(Records contained in a dataset)
──────────
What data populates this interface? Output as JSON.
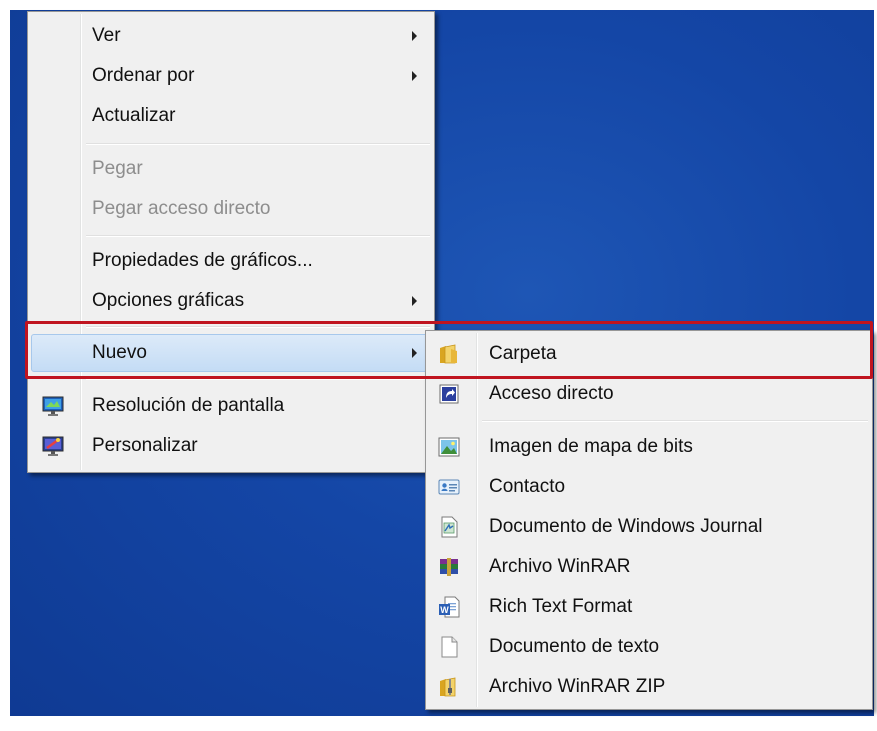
{
  "context_menu": {
    "items": [
      {
        "label": "Ver",
        "has_submenu": true,
        "enabled": true
      },
      {
        "label": "Ordenar por",
        "has_submenu": true,
        "enabled": true
      },
      {
        "label": "Actualizar",
        "has_submenu": false,
        "enabled": true
      },
      {
        "label": "Pegar",
        "has_submenu": false,
        "enabled": false
      },
      {
        "label": "Pegar acceso directo",
        "has_submenu": false,
        "enabled": false
      },
      {
        "label": "Propiedades de gráficos...",
        "has_submenu": false,
        "enabled": true
      },
      {
        "label": "Opciones gráficas",
        "has_submenu": true,
        "enabled": true
      },
      {
        "label": "Nuevo",
        "has_submenu": true,
        "enabled": true,
        "highlighted": true
      },
      {
        "label": "Resolución de pantalla",
        "icon": "display-settings-icon",
        "enabled": true
      },
      {
        "label": "Personalizar",
        "icon": "personalize-icon",
        "enabled": true
      }
    ]
  },
  "new_submenu": {
    "items": [
      {
        "label": "Carpeta",
        "icon": "folder-icon"
      },
      {
        "label": "Acceso directo",
        "icon": "shortcut-icon"
      },
      {
        "label": "Imagen de mapa de bits",
        "icon": "bitmap-image-icon"
      },
      {
        "label": "Contacto",
        "icon": "contact-icon"
      },
      {
        "label": "Documento de Windows Journal",
        "icon": "journal-icon"
      },
      {
        "label": "Archivo WinRAR",
        "icon": "winrar-icon"
      },
      {
        "label": "Rich Text Format",
        "icon": "word-document-icon"
      },
      {
        "label": "Documento de texto",
        "icon": "text-document-icon"
      },
      {
        "label": "Archivo WinRAR ZIP",
        "icon": "zip-archive-icon"
      }
    ]
  },
  "colors": {
    "desktop": "#1446a6",
    "menu_background": "#f0f0f0",
    "highlight": "#cfe3f7",
    "callout": "#c0141f"
  }
}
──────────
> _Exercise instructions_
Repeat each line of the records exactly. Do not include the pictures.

> _Answer section_
What data populates this interface? Output as JSON.
{
  "context_menu": {
    "items": [
      {
        "label": "Ver",
        "has_submenu": true,
        "enabled": true
      },
      {
        "label": "Ordenar por",
        "has_submenu": true,
        "enabled": true
      },
      {
        "label": "Actualizar",
        "has_submenu": false,
        "enabled": true
      },
      {
        "label": "Pegar",
        "has_submenu": false,
        "enabled": false
      },
      {
        "label": "Pegar acceso directo",
        "has_submenu": false,
        "enabled": false
      },
      {
        "label": "Propiedades de gráficos...",
        "has_submenu": false,
        "enabled": true
      },
      {
        "label": "Opciones gráficas",
        "has_submenu": true,
        "enabled": true
      },
      {
        "label": "Nuevo",
        "has_submenu": true,
        "enabled": true,
        "highlighted": true
      },
      {
        "label": "Resolución de pantalla",
        "icon": "display-settings-icon",
        "enabled": true
      },
      {
        "label": "Personalizar",
        "icon": "personalize-icon",
        "enabled": true
      }
    ]
  },
  "new_submenu": {
    "items": [
      {
        "label": "Carpeta",
        "icon": "folder-icon"
      },
      {
        "label": "Acceso directo",
        "icon": "shortcut-icon"
      },
      {
        "label": "Imagen de mapa de bits",
        "icon": "bitmap-image-icon"
      },
      {
        "label": "Contacto",
        "icon": "contact-icon"
      },
      {
        "label": "Documento de Windows Journal",
        "icon": "journal-icon"
      },
      {
        "label": "Archivo WinRAR",
        "icon": "winrar-icon"
      },
      {
        "label": "Rich Text Format",
        "icon": "word-document-icon"
      },
      {
        "label": "Documento de texto",
        "icon": "text-document-icon"
      },
      {
        "label": "Archivo WinRAR ZIP",
        "icon": "zip-archive-icon"
      }
    ]
  },
  "colors": {
    "desktop": "#1446a6",
    "menu_background": "#f0f0f0",
    "highlight": "#cfe3f7",
    "callout": "#c0141f"
  }
}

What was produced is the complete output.